# Problem details:
Look at each line of the listing. Copy those that hold the string "assets".

# The input:
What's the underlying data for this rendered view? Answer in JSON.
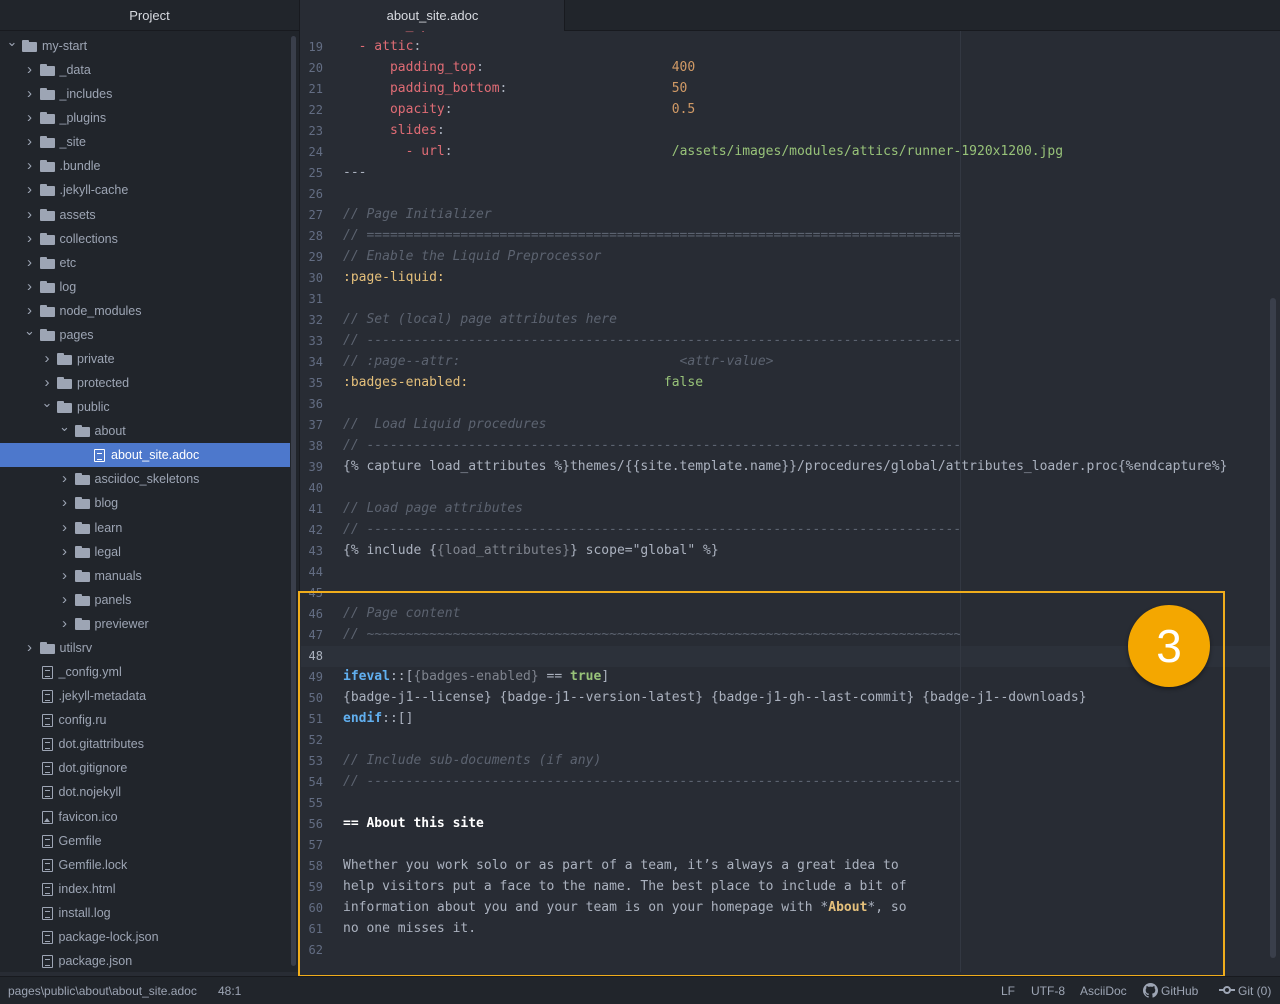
{
  "sidebar": {
    "title": "Project",
    "tree": [
      {
        "label": "my-start",
        "type": "folder",
        "depth": 0,
        "expanded": true
      },
      {
        "label": "_data",
        "type": "folder",
        "depth": 1,
        "expanded": false
      },
      {
        "label": "_includes",
        "type": "folder",
        "depth": 1,
        "expanded": false
      },
      {
        "label": "_plugins",
        "type": "folder",
        "depth": 1,
        "expanded": false
      },
      {
        "label": "_site",
        "type": "folder",
        "depth": 1,
        "expanded": false
      },
      {
        "label": ".bundle",
        "type": "folder",
        "depth": 1,
        "expanded": false
      },
      {
        "label": ".jekyll-cache",
        "type": "folder",
        "depth": 1,
        "expanded": false
      },
      {
        "label": "assets",
        "type": "folder",
        "depth": 1,
        "expanded": false
      },
      {
        "label": "collections",
        "type": "folder",
        "depth": 1,
        "expanded": false
      },
      {
        "label": "etc",
        "type": "folder",
        "depth": 1,
        "expanded": false
      },
      {
        "label": "log",
        "type": "folder",
        "depth": 1,
        "expanded": false
      },
      {
        "label": "node_modules",
        "type": "folder",
        "depth": 1,
        "expanded": false
      },
      {
        "label": "pages",
        "type": "folder",
        "depth": 1,
        "expanded": true
      },
      {
        "label": "private",
        "type": "folder",
        "depth": 2,
        "expanded": false
      },
      {
        "label": "protected",
        "type": "folder",
        "depth": 2,
        "expanded": false
      },
      {
        "label": "public",
        "type": "folder",
        "depth": 2,
        "expanded": true
      },
      {
        "label": "about",
        "type": "folder",
        "depth": 3,
        "expanded": true
      },
      {
        "label": "about_site.adoc",
        "type": "file",
        "depth": 4,
        "selected": true
      },
      {
        "label": "asciidoc_skeletons",
        "type": "folder",
        "depth": 3,
        "expanded": false
      },
      {
        "label": "blog",
        "type": "folder",
        "depth": 3,
        "expanded": false
      },
      {
        "label": "learn",
        "type": "folder",
        "depth": 3,
        "expanded": false
      },
      {
        "label": "legal",
        "type": "folder",
        "depth": 3,
        "expanded": false
      },
      {
        "label": "manuals",
        "type": "folder",
        "depth": 3,
        "expanded": false
      },
      {
        "label": "panels",
        "type": "folder",
        "depth": 3,
        "expanded": false
      },
      {
        "label": "previewer",
        "type": "folder",
        "depth": 3,
        "expanded": false
      },
      {
        "label": "utilsrv",
        "type": "folder",
        "depth": 1,
        "expanded": false
      },
      {
        "label": "_config.yml",
        "type": "file",
        "depth": 1
      },
      {
        "label": ".jekyll-metadata",
        "type": "file",
        "depth": 1
      },
      {
        "label": "config.ru",
        "type": "file",
        "depth": 1
      },
      {
        "label": "dot.gitattributes",
        "type": "file",
        "depth": 1
      },
      {
        "label": "dot.gitignore",
        "type": "file",
        "depth": 1
      },
      {
        "label": "dot.nojekyll",
        "type": "file",
        "depth": 1
      },
      {
        "label": "favicon.ico",
        "type": "image",
        "depth": 1
      },
      {
        "label": "Gemfile",
        "type": "file",
        "depth": 1
      },
      {
        "label": "Gemfile.lock",
        "type": "file",
        "depth": 1
      },
      {
        "label": "index.html",
        "type": "file",
        "depth": 1
      },
      {
        "label": "install.log",
        "type": "file",
        "depth": 1
      },
      {
        "label": "package-lock.json",
        "type": "file",
        "depth": 1
      },
      {
        "label": "package.json",
        "type": "file",
        "depth": 1
      }
    ]
  },
  "editor": {
    "tab_title": "about_site.adoc",
    "cursor_line": 48,
    "lines": [
      {
        "n": "18",
        "tokens": [
          [
            "t-key",
            "resource_options:"
          ]
        ]
      },
      {
        "n": "19",
        "tokens": [
          [
            "",
            "  "
          ],
          [
            "t-key",
            "- attic"
          ],
          [
            "",
            ":"
          ]
        ]
      },
      {
        "n": "20",
        "tokens": [
          [
            "",
            "      "
          ],
          [
            "t-key",
            "padding_top"
          ],
          [
            "",
            ":                        "
          ],
          [
            "t-val",
            "400"
          ]
        ]
      },
      {
        "n": "21",
        "tokens": [
          [
            "",
            "      "
          ],
          [
            "t-key",
            "padding_bottom"
          ],
          [
            "",
            ":                     "
          ],
          [
            "t-val",
            "50"
          ]
        ]
      },
      {
        "n": "22",
        "tokens": [
          [
            "",
            "      "
          ],
          [
            "t-key",
            "opacity"
          ],
          [
            "",
            ":                            "
          ],
          [
            "t-val",
            "0.5"
          ]
        ]
      },
      {
        "n": "23",
        "tokens": [
          [
            "",
            "      "
          ],
          [
            "t-key",
            "slides"
          ],
          [
            "",
            ":"
          ]
        ]
      },
      {
        "n": "24",
        "tokens": [
          [
            "",
            "        "
          ],
          [
            "t-key",
            "- url"
          ],
          [
            "",
            ":                            "
          ],
          [
            "t-str",
            "/assets/images/modules/attics/runner-1920x1200.jpg"
          ]
        ]
      },
      {
        "n": "25",
        "tokens": [
          [
            "",
            "---"
          ]
        ]
      },
      {
        "n": "26",
        "tokens": []
      },
      {
        "n": "27",
        "tokens": [
          [
            "t-com",
            "// Page Initializer"
          ]
        ]
      },
      {
        "n": "28",
        "tokens": [
          [
            "t-com",
            "// ============================================================================"
          ]
        ]
      },
      {
        "n": "29",
        "tokens": [
          [
            "t-com",
            "// Enable the Liquid Preprocessor"
          ]
        ]
      },
      {
        "n": "30",
        "tokens": [
          [
            "t-attr",
            ":page-liquid:"
          ]
        ]
      },
      {
        "n": "31",
        "tokens": []
      },
      {
        "n": "32",
        "tokens": [
          [
            "t-com",
            "// Set (local) page attributes here"
          ]
        ]
      },
      {
        "n": "33",
        "tokens": [
          [
            "t-com",
            "// ----------------------------------------------------------------------------"
          ]
        ]
      },
      {
        "n": "34",
        "tokens": [
          [
            "t-com",
            "// :page--attr:                            <attr-value>"
          ]
        ]
      },
      {
        "n": "35",
        "tokens": [
          [
            "t-attr",
            ":badges-enabled:"
          ],
          [
            "",
            "                         "
          ],
          [
            "t-str",
            "false"
          ]
        ]
      },
      {
        "n": "36",
        "tokens": []
      },
      {
        "n": "37",
        "tokens": [
          [
            "t-com",
            "//  Load Liquid procedures"
          ]
        ]
      },
      {
        "n": "38",
        "tokens": [
          [
            "t-com",
            "// ----------------------------------------------------------------------------"
          ]
        ]
      },
      {
        "n": "39",
        "tokens": [
          [
            "",
            "{% capture load_attributes %}themes/{{site.template.name}}/procedures/global/attributes_loader.proc{%endcapture%}"
          ]
        ]
      },
      {
        "n": "40",
        "tokens": []
      },
      {
        "n": "41",
        "tokens": [
          [
            "t-com",
            "// Load page attributes"
          ]
        ]
      },
      {
        "n": "42",
        "tokens": [
          [
            "t-com",
            "// ----------------------------------------------------------------------------"
          ]
        ]
      },
      {
        "n": "43",
        "tokens": [
          [
            "",
            "{% include {"
          ],
          [
            "t-dim",
            "{load_attributes}"
          ],
          [
            "",
            "} scope=\"global\" %}"
          ]
        ]
      },
      {
        "n": "44",
        "tokens": []
      },
      {
        "n": "45",
        "tokens": []
      },
      {
        "n": "46",
        "tokens": [
          [
            "t-com",
            "// Page content"
          ]
        ]
      },
      {
        "n": "47",
        "tokens": [
          [
            "t-com",
            "// ~~~~~~~~~~~~~~~~~~~~~~~~~~~~~~~~~~~~~~~~~~~~~~~~~~~~~~~~~~~~~~~~~~~~~~~~~~~~"
          ]
        ]
      },
      {
        "n": "48",
        "tokens": []
      },
      {
        "n": "49",
        "tokens": [
          [
            "t-kw",
            "ifeval"
          ],
          [
            "",
            "::["
          ],
          [
            "t-dim",
            "{badges-enabled}"
          ],
          [
            "",
            " == "
          ],
          [
            "t-bool",
            "true"
          ],
          [
            "",
            "]"
          ]
        ]
      },
      {
        "n": "50",
        "tokens": [
          [
            "",
            "{badge-j1--license} {badge-j1--version-latest} {badge-j1-gh--last-commit} {badge-j1--downloads}"
          ]
        ]
      },
      {
        "n": "51",
        "tokens": [
          [
            "t-kw",
            "endif"
          ],
          [
            "",
            "::[]"
          ]
        ]
      },
      {
        "n": "52",
        "tokens": []
      },
      {
        "n": "53",
        "tokens": [
          [
            "t-com",
            "// Include sub-documents (if any)"
          ]
        ]
      },
      {
        "n": "54",
        "tokens": [
          [
            "t-com",
            "// ----------------------------------------------------------------------------"
          ]
        ]
      },
      {
        "n": "55",
        "tokens": []
      },
      {
        "n": "56",
        "tokens": [
          [
            "t-head",
            "== About this site"
          ]
        ]
      },
      {
        "n": "57",
        "tokens": []
      },
      {
        "n": "58",
        "tokens": [
          [
            "",
            "Whether you work solo or as part of a team, it’s always a great idea to"
          ]
        ]
      },
      {
        "n": "59",
        "tokens": [
          [
            "",
            "help visitors put a face to the name. The best place to include a bit of"
          ]
        ]
      },
      {
        "n": "60",
        "tokens": [
          [
            "",
            "information about you and your team is on your homepage with *"
          ],
          [
            "t-bold",
            "About"
          ],
          [
            "",
            "*, so"
          ]
        ]
      },
      {
        "n": "61",
        "tokens": [
          [
            "",
            "no one misses it."
          ]
        ]
      },
      {
        "n": "62",
        "tokens": []
      }
    ]
  },
  "callout": {
    "number": "3",
    "color": "#f4a700"
  },
  "statusbar": {
    "file_path": "pages\\public\\about\\about_site.adoc",
    "cursor_pos": "48:1",
    "line_ending": "LF",
    "encoding": "UTF-8",
    "grammar": "AsciiDoc",
    "github_label": "GitHub",
    "github_icon": "github-icon",
    "git_label": "Git (0)",
    "git_icon": "git-commit-icon"
  },
  "colors": {
    "accent_selection": "#4d78cc",
    "callout": "#f0ad1c"
  }
}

# Expected answer:
        "label": "assets",
            "/assets/images/modules/attics/runner-1920x1200.jpg"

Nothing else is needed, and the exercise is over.